(Items listed in a dataset)
"""
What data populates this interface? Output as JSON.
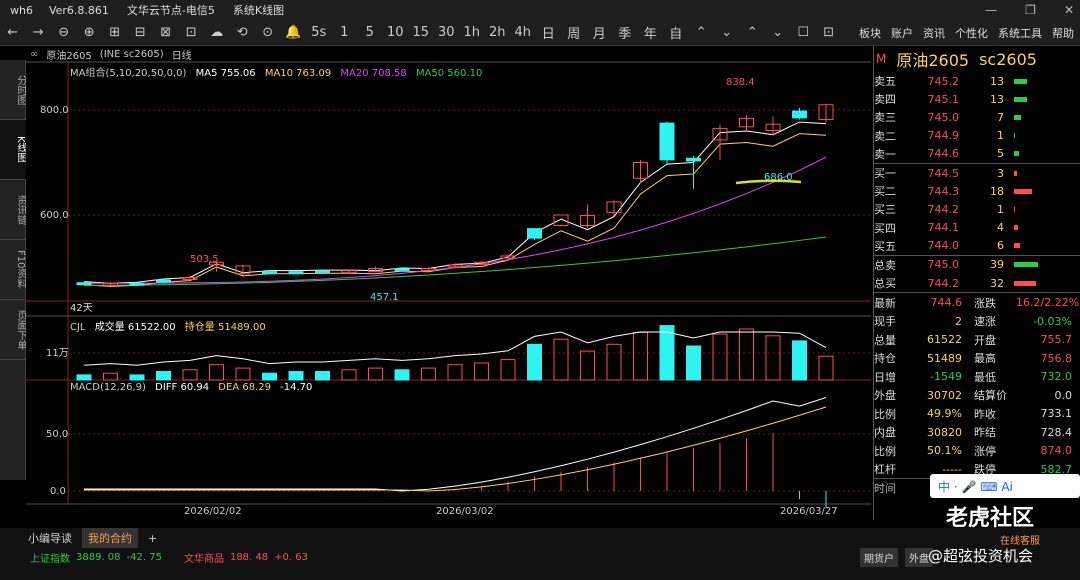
{
  "window": {
    "app": "wh6",
    "version": "Ver6.8.861",
    "node": "文华云节点-电信5",
    "view": "系统K线图",
    "controls": [
      "—",
      "❐",
      "✕"
    ]
  },
  "toolbar": {
    "left": [
      "←",
      "→",
      "⊖",
      "⊕",
      "⊞",
      "⊟",
      "⊠",
      "⊡",
      "☁",
      "⟲",
      "⊙",
      "🔔",
      "5s",
      "1",
      "5",
      "10",
      "15",
      "30",
      "1h",
      "2h",
      "4h",
      "日",
      "周",
      "月",
      "季",
      "年",
      "自",
      "⌃",
      "⌄",
      "⌃",
      "⌄",
      "☐",
      "⊡"
    ],
    "right": [
      "板块",
      "账户",
      "资讯",
      "个性化",
      "系统工具",
      "帮助"
    ]
  },
  "leftnav": [
    "分时图",
    "K线图",
    "资讯链",
    "F10资料",
    "页面下单"
  ],
  "chart": {
    "symbol_label": "原油2605",
    "code": "(INE sc2605)",
    "period": "日线",
    "ma_label": "MA组合(5,10,20,50,0,0)",
    "ma5": "MA5 755.06",
    "ma10": "MA10 763.09",
    "ma20": "MA20 708.58",
    "ma50": "MA50 560.10",
    "vol_label": "CJL",
    "vol_val": "成交量 61522.00",
    "oi_val": "持仓量 51489.00",
    "macd_label": "MACD(12,26,9)",
    "diff": "DIFF 60.94",
    "dea": "DEA 68.29",
    "macd": "-14.70",
    "annot_high": "838.4",
    "annot_mid": "686.0",
    "annot_low_a": "503.5",
    "annot_low_b": "457.1",
    "days": "42天",
    "y_800": "800.0",
    "y_600": "600.0",
    "y_11w": "11万",
    "y_50": "50.0",
    "y_0": "0.0",
    "dates": [
      "2026/02/02",
      "2026/03/02",
      "2026/03/27"
    ]
  },
  "quote": {
    "title": "原油2605",
    "code": "sc2605",
    "asks": [
      [
        "卖五",
        "745.2",
        "13",
        0.22
      ],
      [
        "卖四",
        "745.1",
        "13",
        0.22
      ],
      [
        "卖三",
        "745.0",
        "7",
        0.12
      ],
      [
        "卖二",
        "744.9",
        "1",
        0.02
      ],
      [
        "卖一",
        "744.6",
        "5",
        0.08
      ]
    ],
    "bids": [
      [
        "买一",
        "744.5",
        "3",
        0.05
      ],
      [
        "买二",
        "744.3",
        "18",
        0.3
      ],
      [
        "买三",
        "744.2",
        "1",
        0.02
      ],
      [
        "买四",
        "744.1",
        "4",
        0.07
      ],
      [
        "买五",
        "744.0",
        "6",
        0.1
      ]
    ],
    "sell_total_label": "总卖",
    "sell_total": "745.0",
    "sell_total_v": "39",
    "buy_total_label": "总买",
    "buy_total": "744.2",
    "buy_total_v": "32",
    "rows": [
      [
        "最新",
        "744.6",
        "涨跌",
        "16.2/2.22%"
      ],
      [
        "现手",
        "2",
        "速涨",
        "-0.03%"
      ],
      [
        "总量",
        "61522",
        "开盘",
        "755.7"
      ],
      [
        "持仓",
        "51489",
        "最高",
        "756.8"
      ],
      [
        "日增",
        "-1549",
        "最低",
        "732.0"
      ],
      [
        "外盘",
        "30702",
        "结算价",
        "0.0"
      ],
      [
        "比例",
        "49.9%",
        "昨收",
        "733.1"
      ],
      [
        "内盘",
        "30820",
        "昨结",
        "728.4"
      ],
      [
        "比例",
        "50.1%",
        "涨停",
        "874.0"
      ],
      [
        "杠杆",
        "-----",
        "跌停",
        "582.7"
      ]
    ],
    "time_label": "时间"
  },
  "bottom": {
    "tabs": [
      "小编导读",
      "我的合约",
      "+"
    ],
    "idx1": "上证指数",
    "idx1v": "3889. 08",
    "idx1c": "-42. 75",
    "idx2": "文华商品",
    "idx2v": "188. 48",
    "idx2c": "+0. 63",
    "btns": [
      "期货户",
      "外盘"
    ],
    "watermark": "老虎社区",
    "service": "在线客服",
    "handle": "@超弦投资机会",
    "ime": "中 · 🎤 ⌨ Ai"
  }
}
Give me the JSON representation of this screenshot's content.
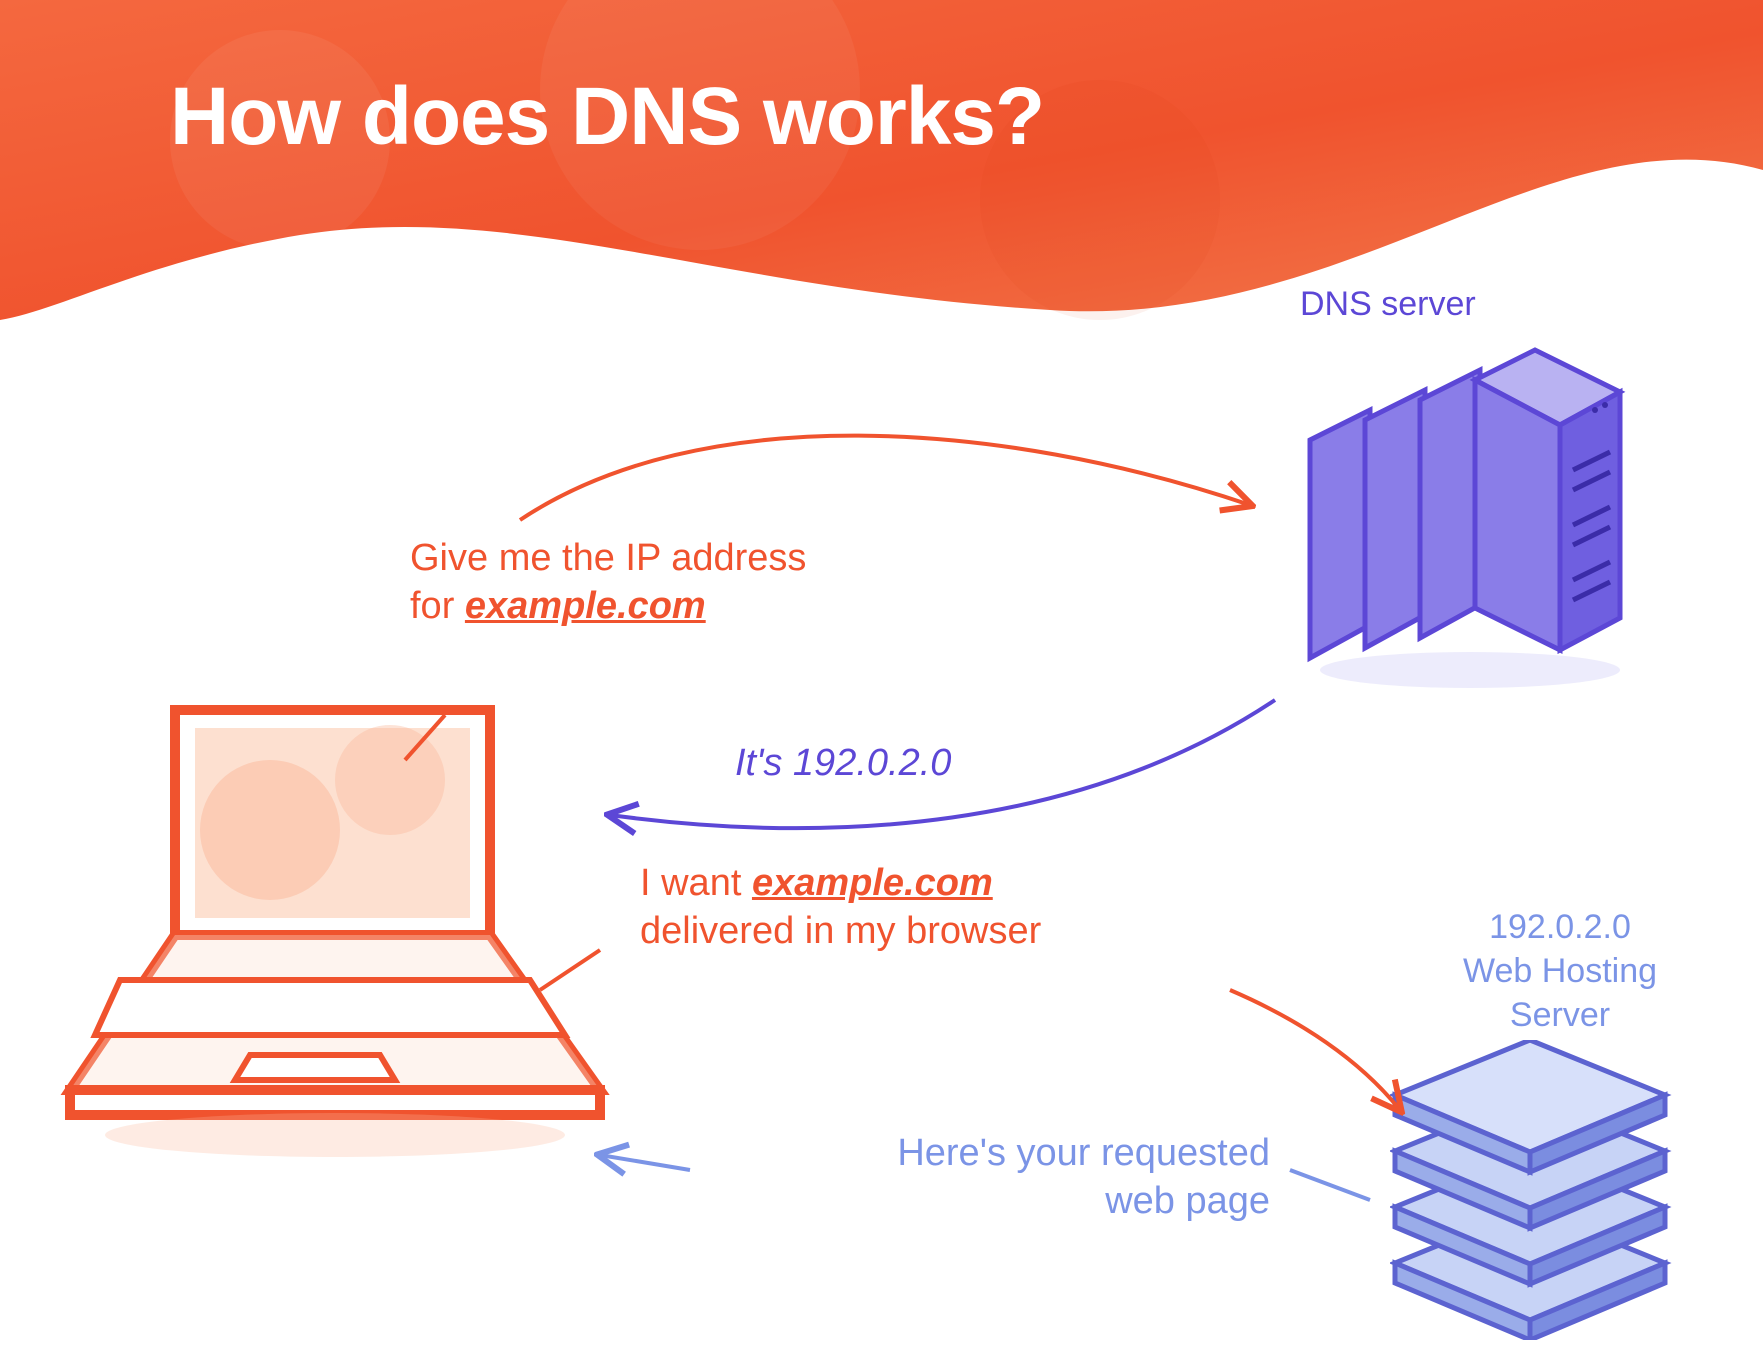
{
  "title": "How does DNS works?",
  "labels": {
    "dns_server": "DNS server",
    "web_server_line1": "192.0.2.0",
    "web_server_line2": "Web Hosting",
    "web_server_line3": "Server"
  },
  "steps": {
    "request_dns_line1": "Give me the IP address",
    "request_dns_line2_prefix": "for ",
    "request_dns_domain": "example.com",
    "response_dns": "It's 192.0.2.0",
    "request_web_line1_prefix": "I want ",
    "request_web_domain": "example.com",
    "request_web_line2": "delivered in my browser",
    "response_web_line1": "Here's your requested",
    "response_web_line2": "web page"
  },
  "colors": {
    "orange": "#f0532e",
    "orange_light": "#fbb89a",
    "purple": "#5c47d6",
    "purple_mid": "#8a7de8",
    "purple_light": "#b9b2f2",
    "blue": "#7b94e6",
    "blue_light": "#b8c6f2"
  }
}
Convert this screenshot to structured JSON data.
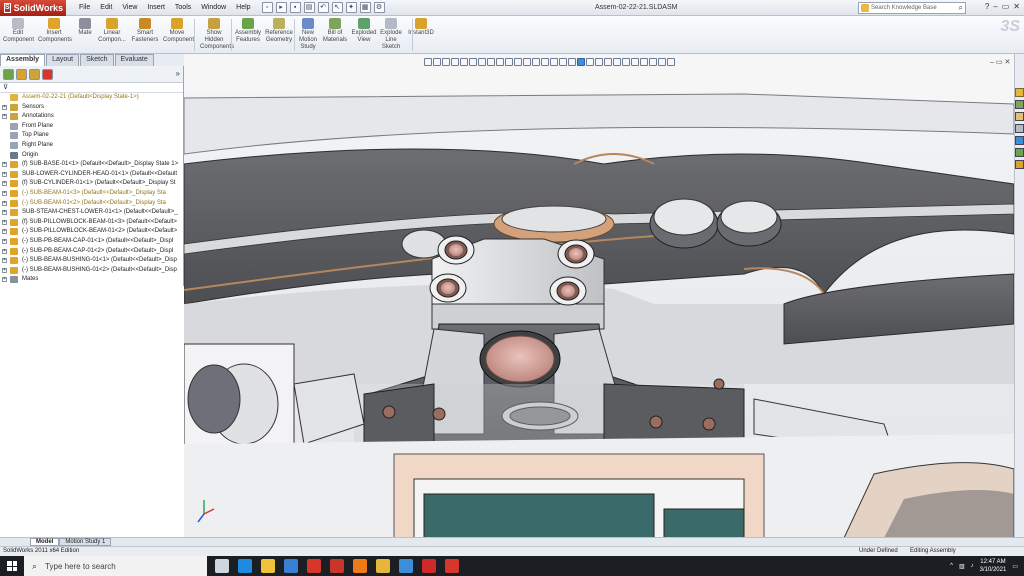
{
  "app": {
    "brand": "SolidWorks",
    "document_title": "Assem-02-22-21.SLDASM",
    "search_placeholder": "Search Knowledge Base"
  },
  "menu": [
    "File",
    "Edit",
    "View",
    "Insert",
    "Tools",
    "Window",
    "Help"
  ],
  "ribbon": [
    {
      "label": "Edit Component",
      "icon": "edit-component-icon",
      "color": "#b7bcc6"
    },
    {
      "label": "Insert Components",
      "icon": "insert-components-icon",
      "color": "#e0a42a"
    },
    {
      "label": "Mate",
      "icon": "mate-icon",
      "color": "#8a8f9a"
    },
    {
      "label": "Linear Compon...",
      "icon": "linear-pattern-icon",
      "color": "#d9a22a"
    },
    {
      "label": "Smart Fasteners",
      "icon": "smart-fasteners-icon",
      "color": "#c88a24"
    },
    {
      "label": "Move Component",
      "icon": "move-component-icon",
      "color": "#d9a22a"
    },
    {
      "label": "Show Hidden Components",
      "icon": "show-hidden-icon",
      "color": "#c7a043"
    },
    {
      "label": "Assembly Features",
      "icon": "assembly-features-icon",
      "color": "#6aa34a"
    },
    {
      "label": "Reference Geometry",
      "icon": "reference-geometry-icon",
      "color": "#b9b060"
    },
    {
      "label": "New Motion Study",
      "icon": "motion-study-icon",
      "color": "#6c8ac8"
    },
    {
      "label": "Bill of Materials",
      "icon": "bom-icon",
      "color": "#7fa35a"
    },
    {
      "label": "Exploded View",
      "icon": "exploded-view-icon",
      "color": "#5fa06c"
    },
    {
      "label": "Explode Line Sketch",
      "icon": "explode-line-icon",
      "color": "#b4bac4"
    },
    {
      "label": "Instant3D",
      "icon": "instant3d-icon",
      "color": "#d9a22a"
    }
  ],
  "command_tabs": [
    "Assembly",
    "Layout",
    "Sketch",
    "Evaluate"
  ],
  "tree": [
    {
      "label": "Assem-02-22-21  (Default<Display State-1>)",
      "kind": "root",
      "color": "#e3b23c"
    },
    {
      "label": "Sensors",
      "kind": "child",
      "color": "#c9a53a"
    },
    {
      "label": "Annotations",
      "kind": "child",
      "color": "#c9a53a"
    },
    {
      "label": "Front Plane",
      "kind": "child",
      "color": "#9aa4b4"
    },
    {
      "label": "Top Plane",
      "kind": "child",
      "color": "#9aa4b4"
    },
    {
      "label": "Right Plane",
      "kind": "child",
      "color": "#9aa4b4"
    },
    {
      "label": "Origin",
      "kind": "child",
      "color": "#6b7a8a"
    },
    {
      "label": "(f) SUB-BASE-01<1> (Default<<Default>_Display State 1>",
      "kind": "part",
      "color": "#e0a42a"
    },
    {
      "label": "SUB-LOWER-CYLINDER-HEAD-01<1> (Default<<Default",
      "kind": "part",
      "color": "#e0a42a"
    },
    {
      "label": "(f) SUB-CYLINDER-01<1> (Default<<Default>_Display St",
      "kind": "part",
      "color": "#e0a42a"
    },
    {
      "label": "(-) SUB-BEAM-01<3> (Default<<Default>_Display Sta",
      "kind": "warn",
      "color": "#e0a42a"
    },
    {
      "label": "(-) SUB-BEAM-01<2> (Default<<Default>_Display Sta",
      "kind": "warn",
      "color": "#e0a42a"
    },
    {
      "label": "SUB-STEAM-CHEST-LOWER-01<1> (Default<<Default>_",
      "kind": "part",
      "color": "#e0a42a"
    },
    {
      "label": "(f) SUB-PILLOWBLOCK-BEAM-01<3> (Default<<Default>",
      "kind": "part",
      "color": "#e0a42a"
    },
    {
      "label": "(-) SUB-PILLOWBLOCK-BEAM-01<2> (Default<<Default>",
      "kind": "part",
      "color": "#e0a42a"
    },
    {
      "label": "(-) SUB-PB-BEAM-CAP-01<1> (Default<<Default>_Displ",
      "kind": "part",
      "color": "#e0a42a"
    },
    {
      "label": "(-) SUB-PB-BEAM-CAP-01<2> (Default<<Default>_Displ",
      "kind": "part",
      "color": "#e0a42a"
    },
    {
      "label": "(-) SUB-BEAM-BUSHING-01<1> (Default<<Default>_Disp",
      "kind": "part",
      "color": "#e0a42a"
    },
    {
      "label": "(-) SUB-BEAM-BUSHING-01<2> (Default<<Default>_Disp",
      "kind": "part",
      "color": "#e0a42a"
    },
    {
      "label": "Mates",
      "kind": "child",
      "color": "#8a8f9a"
    }
  ],
  "model_tabs": [
    "Model",
    "Motion Study 1"
  ],
  "status": {
    "left": "SolidWorks 2011 x64 Edition",
    "definition": "Under Defined",
    "mode": "Editing Assembly"
  },
  "taskbar": {
    "search_placeholder": "Type here to search",
    "time": "12:47 AM",
    "date": "3/10/2021",
    "apps": [
      {
        "icon": "task-view-icon",
        "color": "#cfd6e0"
      },
      {
        "icon": "edge-icon",
        "color": "#1f8ae0"
      },
      {
        "icon": "file-explorer-icon",
        "color": "#f0c23a"
      },
      {
        "icon": "mail-icon",
        "color": "#3a7fd4"
      },
      {
        "icon": "solidworks-app-icon",
        "color": "#d7362a"
      },
      {
        "icon": "app-icon-red",
        "color": "#c8352a"
      },
      {
        "icon": "firefox-icon",
        "color": "#f07a1a"
      },
      {
        "icon": "app-icon-yellow",
        "color": "#e5b63a"
      },
      {
        "icon": "app-icon-blue",
        "color": "#3c8fd6"
      },
      {
        "icon": "acrobat-icon",
        "color": "#cf2a2a"
      },
      {
        "icon": "solidworks-active-icon",
        "color": "#d7362a"
      }
    ]
  },
  "colors": {
    "model_gray": "#5f6064",
    "model_light": "#d9dadc",
    "bronze": "#b5875d",
    "bushing_pink": "#d5a7a0"
  }
}
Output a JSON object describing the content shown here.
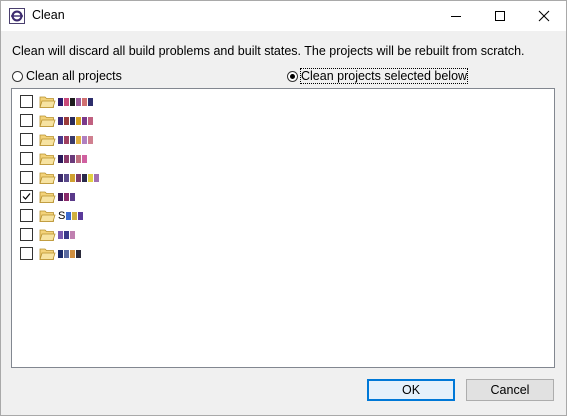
{
  "window": {
    "title": "Clean",
    "app_icon": "eclipse-icon"
  },
  "description": "Clean will discard all build problems and built states.  The projects will be rebuilt from scratch.",
  "options": [
    {
      "label": "Clean all projects",
      "checked": false
    },
    {
      "label": "Clean projects selected below",
      "checked": true
    }
  ],
  "projects": [
    {
      "checked": false,
      "label": "",
      "icon": "open-folder-icon",
      "blur": [
        "#2a1a6b",
        "#c94a7a",
        "#1b1b1b",
        "#9a5a9a",
        "#d07070",
        "#2d2d6b"
      ]
    },
    {
      "checked": false,
      "label": "",
      "icon": "open-folder-icon",
      "blur": [
        "#3a2a7a",
        "#9b3b3b",
        "#2a2a5a",
        "#d4a020",
        "#7a3a8a",
        "#c06080"
      ]
    },
    {
      "checked": false,
      "label": "",
      "icon": "open-folder-icon",
      "blur": [
        "#4a3a8a",
        "#a04060",
        "#3a3a6a",
        "#e0b040",
        "#b080c0",
        "#d08090"
      ]
    },
    {
      "checked": false,
      "label": "",
      "icon": "open-folder-icon",
      "blur": [
        "#2a1a5a",
        "#8a3a6a",
        "#6a3a7a",
        "#c07080",
        "#d060a0"
      ]
    },
    {
      "checked": false,
      "label": "",
      "icon": "open-folder-icon",
      "blur": [
        "#3a2a6a",
        "#5a4a8a",
        "#d0a030",
        "#7a3a6a",
        "#2a2a4a",
        "#e0d040",
        "#a070b0"
      ]
    },
    {
      "checked": true,
      "label": "",
      "icon": "open-folder-icon",
      "blur": [
        "#3a1a5a",
        "#8a2a6a",
        "#5a3a8a"
      ]
    },
    {
      "checked": false,
      "label": "S",
      "icon": "open-folder-icon",
      "blur": [
        "#3a6ad0",
        "#d0b040",
        "#5a3a9a"
      ]
    },
    {
      "checked": false,
      "label": "",
      "icon": "open-folder-icon",
      "blur": [
        "#7a5ab0",
        "#3a3a8a",
        "#c080b0"
      ]
    },
    {
      "checked": false,
      "label": "",
      "icon": "open-folder-icon",
      "blur": [
        "#1a2a6a",
        "#5a6aa0",
        "#d09040",
        "#2a2a3a"
      ]
    }
  ],
  "buttons": {
    "ok": "OK",
    "cancel": "Cancel"
  },
  "colors": {
    "accent": "#0078d7",
    "list_border": "#828790",
    "dialog_bg": "#f0f0f0"
  }
}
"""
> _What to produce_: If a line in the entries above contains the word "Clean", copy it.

> _Exercise response_:
    "title": "Clean",
  "description": "Clean will discard all build problems and built states.  The projects will be rebuilt from scratch.",
      "label": "Clean all projects",
      "label": "Clean projects selected below",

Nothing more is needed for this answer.